PROBLEM DETAILS> Write out the full set of records below exactly.

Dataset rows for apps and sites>
---+---
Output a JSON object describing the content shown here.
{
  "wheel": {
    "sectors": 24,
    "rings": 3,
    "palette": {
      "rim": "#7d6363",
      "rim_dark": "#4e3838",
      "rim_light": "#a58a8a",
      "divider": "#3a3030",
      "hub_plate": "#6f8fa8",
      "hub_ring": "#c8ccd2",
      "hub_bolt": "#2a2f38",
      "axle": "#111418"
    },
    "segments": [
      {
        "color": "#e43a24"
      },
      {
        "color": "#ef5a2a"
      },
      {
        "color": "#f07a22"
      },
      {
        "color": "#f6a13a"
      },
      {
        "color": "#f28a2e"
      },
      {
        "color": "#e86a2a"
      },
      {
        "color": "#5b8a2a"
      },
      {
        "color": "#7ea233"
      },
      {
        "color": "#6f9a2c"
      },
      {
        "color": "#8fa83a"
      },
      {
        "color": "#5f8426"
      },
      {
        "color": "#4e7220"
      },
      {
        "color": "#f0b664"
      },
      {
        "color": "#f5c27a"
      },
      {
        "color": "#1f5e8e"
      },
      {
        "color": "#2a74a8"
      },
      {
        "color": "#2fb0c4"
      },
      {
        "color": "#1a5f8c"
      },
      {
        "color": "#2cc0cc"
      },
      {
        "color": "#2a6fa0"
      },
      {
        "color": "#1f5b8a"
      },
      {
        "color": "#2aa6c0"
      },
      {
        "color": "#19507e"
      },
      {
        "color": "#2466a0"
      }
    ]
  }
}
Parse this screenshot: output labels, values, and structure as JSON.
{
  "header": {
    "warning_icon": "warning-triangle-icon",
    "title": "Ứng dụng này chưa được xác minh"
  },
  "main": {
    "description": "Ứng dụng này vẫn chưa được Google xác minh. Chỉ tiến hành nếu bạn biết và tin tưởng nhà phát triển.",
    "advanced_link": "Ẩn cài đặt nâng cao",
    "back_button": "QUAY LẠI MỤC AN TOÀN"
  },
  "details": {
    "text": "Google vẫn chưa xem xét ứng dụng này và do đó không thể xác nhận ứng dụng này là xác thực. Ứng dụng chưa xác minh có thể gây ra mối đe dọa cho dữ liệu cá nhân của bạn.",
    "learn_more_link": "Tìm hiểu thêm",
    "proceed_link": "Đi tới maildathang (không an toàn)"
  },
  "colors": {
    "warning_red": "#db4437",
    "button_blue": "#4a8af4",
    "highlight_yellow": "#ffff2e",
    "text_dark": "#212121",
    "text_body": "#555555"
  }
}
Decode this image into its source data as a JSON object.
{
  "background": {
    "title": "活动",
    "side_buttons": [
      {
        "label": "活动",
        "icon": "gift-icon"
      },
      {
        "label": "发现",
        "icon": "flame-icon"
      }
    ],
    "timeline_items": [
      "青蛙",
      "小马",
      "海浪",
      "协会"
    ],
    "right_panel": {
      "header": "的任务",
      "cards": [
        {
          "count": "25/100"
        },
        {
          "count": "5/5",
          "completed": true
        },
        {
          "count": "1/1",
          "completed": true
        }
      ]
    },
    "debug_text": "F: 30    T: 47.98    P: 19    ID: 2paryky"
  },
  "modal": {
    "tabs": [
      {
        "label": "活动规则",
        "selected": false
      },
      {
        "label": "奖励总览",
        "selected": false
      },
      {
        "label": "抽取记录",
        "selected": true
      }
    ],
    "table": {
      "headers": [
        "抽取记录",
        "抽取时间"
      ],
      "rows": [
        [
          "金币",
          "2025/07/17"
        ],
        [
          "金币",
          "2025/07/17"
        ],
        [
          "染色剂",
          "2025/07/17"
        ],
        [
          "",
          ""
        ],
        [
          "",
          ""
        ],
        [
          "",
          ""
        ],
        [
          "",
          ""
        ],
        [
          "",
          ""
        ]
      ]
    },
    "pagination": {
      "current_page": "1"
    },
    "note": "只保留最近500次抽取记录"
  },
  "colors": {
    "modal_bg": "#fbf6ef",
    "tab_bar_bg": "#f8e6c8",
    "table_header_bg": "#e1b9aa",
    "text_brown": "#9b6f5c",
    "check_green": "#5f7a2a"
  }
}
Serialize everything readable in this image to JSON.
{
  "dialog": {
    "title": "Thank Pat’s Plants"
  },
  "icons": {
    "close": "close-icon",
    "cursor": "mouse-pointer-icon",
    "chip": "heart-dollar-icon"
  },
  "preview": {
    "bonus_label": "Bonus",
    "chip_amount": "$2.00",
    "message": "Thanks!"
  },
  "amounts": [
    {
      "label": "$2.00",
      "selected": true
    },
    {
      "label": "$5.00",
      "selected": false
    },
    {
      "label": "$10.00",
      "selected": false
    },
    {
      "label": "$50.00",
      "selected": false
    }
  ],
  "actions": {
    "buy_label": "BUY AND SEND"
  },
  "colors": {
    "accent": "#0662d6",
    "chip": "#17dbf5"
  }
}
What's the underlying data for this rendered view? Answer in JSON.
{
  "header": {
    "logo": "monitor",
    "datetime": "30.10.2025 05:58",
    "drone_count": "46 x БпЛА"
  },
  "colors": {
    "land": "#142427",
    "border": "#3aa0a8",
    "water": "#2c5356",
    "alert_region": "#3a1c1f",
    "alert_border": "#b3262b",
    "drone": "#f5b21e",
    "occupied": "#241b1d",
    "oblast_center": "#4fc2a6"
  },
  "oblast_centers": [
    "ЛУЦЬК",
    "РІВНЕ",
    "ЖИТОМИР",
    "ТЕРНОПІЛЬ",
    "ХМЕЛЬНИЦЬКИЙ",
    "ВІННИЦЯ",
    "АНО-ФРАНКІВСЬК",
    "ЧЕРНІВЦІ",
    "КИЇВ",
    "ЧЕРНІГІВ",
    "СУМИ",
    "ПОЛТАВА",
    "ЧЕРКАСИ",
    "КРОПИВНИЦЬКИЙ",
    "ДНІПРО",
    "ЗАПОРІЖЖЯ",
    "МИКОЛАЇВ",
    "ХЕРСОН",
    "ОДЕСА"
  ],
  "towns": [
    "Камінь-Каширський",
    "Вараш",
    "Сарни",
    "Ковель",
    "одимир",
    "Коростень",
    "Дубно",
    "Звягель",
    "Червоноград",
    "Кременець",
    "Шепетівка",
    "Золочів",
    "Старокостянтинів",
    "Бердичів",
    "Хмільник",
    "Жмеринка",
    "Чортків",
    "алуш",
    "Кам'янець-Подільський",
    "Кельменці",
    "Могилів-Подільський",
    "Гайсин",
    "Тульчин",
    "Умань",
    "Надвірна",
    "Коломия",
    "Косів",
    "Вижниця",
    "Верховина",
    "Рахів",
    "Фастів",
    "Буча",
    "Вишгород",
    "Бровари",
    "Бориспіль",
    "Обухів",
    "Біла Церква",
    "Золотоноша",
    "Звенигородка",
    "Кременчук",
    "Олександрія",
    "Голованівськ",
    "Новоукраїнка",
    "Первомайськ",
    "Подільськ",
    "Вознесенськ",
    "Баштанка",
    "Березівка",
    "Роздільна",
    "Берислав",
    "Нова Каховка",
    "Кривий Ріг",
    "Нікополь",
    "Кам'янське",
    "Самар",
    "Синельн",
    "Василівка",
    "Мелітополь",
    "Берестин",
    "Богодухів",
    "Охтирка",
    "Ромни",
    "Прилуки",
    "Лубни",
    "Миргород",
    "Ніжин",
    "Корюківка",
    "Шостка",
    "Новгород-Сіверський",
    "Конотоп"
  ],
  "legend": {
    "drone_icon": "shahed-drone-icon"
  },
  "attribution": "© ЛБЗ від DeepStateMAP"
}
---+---
WRITTEN SOLUTION>
Output a JSON object describing the content shown here.
{
  "wheel": {
    "sectors": 24,
    "rings": 3,
    "palette": {
      "rim": "#7d6363",
      "rim_dark": "#4e3838",
      "rim_light": "#a58a8a",
      "divider": "#3a3030",
      "hub_plate": "#6f8fa8",
      "hub_ring": "#c8ccd2",
      "hub_bolt": "#2a2f38",
      "axle": "#111418"
    },
    "segments": [
      {
        "color": "#e43a24"
      },
      {
        "color": "#ef5a2a"
      },
      {
        "color": "#f07a22"
      },
      {
        "color": "#f6a13a"
      },
      {
        "color": "#f28a2e"
      },
      {
        "color": "#e86a2a"
      },
      {
        "color": "#5b8a2a"
      },
      {
        "color": "#7ea233"
      },
      {
        "color": "#6f9a2c"
      },
      {
        "color": "#8fa83a"
      },
      {
        "color": "#5f8426"
      },
      {
        "color": "#4e7220"
      },
      {
        "color": "#f0b664"
      },
      {
        "color": "#f5c27a"
      },
      {
        "color": "#1f5e8e"
      },
      {
        "color": "#2a74a8"
      },
      {
        "color": "#2fb0c4"
      },
      {
        "color": "#1a5f8c"
      },
      {
        "color": "#2cc0cc"
      },
      {
        "color": "#2a6fa0"
      },
      {
        "color": "#1f5b8a"
      },
      {
        "color": "#2aa6c0"
      },
      {
        "color": "#19507e"
      },
      {
        "color": "#2466a0"
      }
    ]
  }
}
Parse this screenshot: output labels, values, and structure as JSON.
{
  "header": {
    "warning_icon": "warning-triangle-icon",
    "title": "Ứng dụng này chưa được xác minh"
  },
  "main": {
    "description": "Ứng dụng này vẫn chưa được Google xác minh. Chỉ tiến hành nếu bạn biết và tin tưởng nhà phát triển.",
    "advanced_link": "Ẩn cài đặt nâng cao",
    "back_button": "QUAY LẠI MỤC AN TOÀN"
  },
  "details": {
    "text": "Google vẫn chưa xem xét ứng dụng này và do đó không thể xác nhận ứng dụng này là xác thực. Ứng dụng chưa xác minh có thể gây ra mối đe dọa cho dữ liệu cá nhân của bạn.",
    "learn_more_link": "Tìm hiểu thêm",
    "proceed_link": "Đi tới maildathang (không an toàn)"
  },
  "colors": {
    "warning_red": "#db4437",
    "button_blue": "#4a8af4",
    "highlight_yellow": "#ffff2e",
    "text_dark": "#212121",
    "text_body": "#555555"
  }
}
Decode this image into its source data as a JSON object.
{
  "background": {
    "title": "活动",
    "side_buttons": [
      {
        "label": "活动",
        "icon": "gift-icon"
      },
      {
        "label": "发现",
        "icon": "flame-icon"
      }
    ],
    "timeline_items": [
      "青蛙",
      "小马",
      "海浪",
      "协会"
    ],
    "right_panel": {
      "header": "的任务",
      "cards": [
        {
          "count": "25/100"
        },
        {
          "count": "5/5",
          "completed": true
        },
        {
          "count": "1/1",
          "completed": true
        }
      ]
    },
    "debug_text": "F: 30    T: 47.98    P: 19    ID: 2paryky"
  },
  "modal": {
    "tabs": [
      {
        "label": "活动规则",
        "selected": false
      },
      {
        "label": "奖励总览",
        "selected": false
      },
      {
        "label": "抽取记录",
        "selected": true
      }
    ],
    "table": {
      "headers": [
        "抽取记录",
        "抽取时间"
      ],
      "rows": [
        [
          "金币",
          "2025/07/17"
        ],
        [
          "金币",
          "2025/07/17"
        ],
        [
          "染色剂",
          "2025/07/17"
        ],
        [
          "",
          ""
        ],
        [
          "",
          ""
        ],
        [
          "",
          ""
        ],
        [
          "",
          ""
        ],
        [
          "",
          ""
        ]
      ]
    },
    "pagination": {
      "current_page": "1"
    },
    "note": "只保留最近500次抽取记录"
  },
  "colors": {
    "modal_bg": "#fbf6ef",
    "tab_bar_bg": "#f8e6c8",
    "table_header_bg": "#e1b9aa",
    "text_brown": "#9b6f5c",
    "check_green": "#5f7a2a"
  }
}
Serialize everything readable in this image to JSON.
{
  "dialog": {
    "title": "Thank Pat’s Plants"
  },
  "icons": {
    "close": "close-icon",
    "cursor": "mouse-pointer-icon",
    "chip": "heart-dollar-icon"
  },
  "preview": {
    "bonus_label": "Bonus",
    "chip_amount": "$2.00",
    "message": "Thanks!"
  },
  "amounts": [
    {
      "label": "$2.00",
      "selected": true
    },
    {
      "label": "$5.00",
      "selected": false
    },
    {
      "label": "$10.00",
      "selected": false
    },
    {
      "label": "$50.00",
      "selected": false
    }
  ],
  "actions": {
    "buy_label": "BUY AND SEND"
  },
  "colors": {
    "accent": "#0662d6",
    "chip": "#17dbf5"
  }
}
What's the underlying data for this rendered view? Answer in JSON.
{
  "header": {
    "logo": "monitor",
    "datetime": "30.10.2025 05:58",
    "drone_count": "46 x БпЛА"
  },
  "colors": {
    "land": "#142427",
    "border": "#3aa0a8",
    "water": "#2c5356",
    "alert_region": "#3a1c1f",
    "alert_border": "#b3262b",
    "drone": "#f5b21e",
    "occupied": "#241b1d",
    "oblast_center": "#4fc2a6"
  },
  "oblast_centers": [
    "ЛУЦЬК",
    "РІВНЕ",
    "ЖИТОМИР",
    "ТЕРНОПІЛЬ",
    "ХМЕЛЬНИЦЬКИЙ",
    "ВІННИЦЯ",
    "АНО-ФРАНКІВСЬК",
    "ЧЕРНІВЦІ",
    "КИЇВ",
    "ЧЕРНІГІВ",
    "СУМИ",
    "ПОЛТАВА",
    "ЧЕРКАСИ",
    "КРОПИВНИЦЬКИЙ",
    "ДНІПРО",
    "ЗАПОРІЖЖЯ",
    "МИКОЛАЇВ",
    "ХЕРСОН",
    "ОДЕСА"
  ],
  "towns": [
    "Камінь-Каширський",
    "Вараш",
    "Сарни",
    "Ковель",
    "одимир",
    "Коростень",
    "Дубно",
    "Звягель",
    "Червоноград",
    "Кременець",
    "Шепетівка",
    "Золочів",
    "Старокостянтинів",
    "Бердичів",
    "Хмільник",
    "Жмеринка",
    "Чортків",
    "алуш",
    "Кам'янець-Подільський",
    "Кельменці",
    "Могилів-Подільський",
    "Гайсин",
    "Тульчин",
    "Умань",
    "Надвірна",
    "Коломия",
    "Косів",
    "Вижниця",
    "Верховина",
    "Рахів",
    "Фастів",
    "Буча",
    "Вишгород",
    "Бровари",
    "Бориспіль",
    "Обухів",
    "Біла Церква",
    "Золотоноша",
    "Звенигородка",
    "Кременчук",
    "Олександрія",
    "Голованівськ",
    "Новоукраїнка",
    "Первомайськ",
    "Подільськ",
    "Вознесенськ",
    "Баштанка",
    "Березівка",
    "Роздільна",
    "Берислав",
    "Нова Каховка",
    "Кривий Ріг",
    "Нікополь",
    "Кам'янське",
    "Самар",
    "Синельн",
    "Василівка",
    "Мелітополь",
    "Берестин",
    "Богодухів",
    "Охтирка",
    "Ромни",
    "Прилуки",
    "Лубни",
    "Миргород",
    "Ніжин",
    "Корюківка",
    "Шостка",
    "Новгород-Сіверський",
    "Конотоп"
  ],
  "legend": {
    "drone_icon": "shahed-drone-icon"
  },
  "attribution": "© ЛБЗ від DeepStateMAP"
}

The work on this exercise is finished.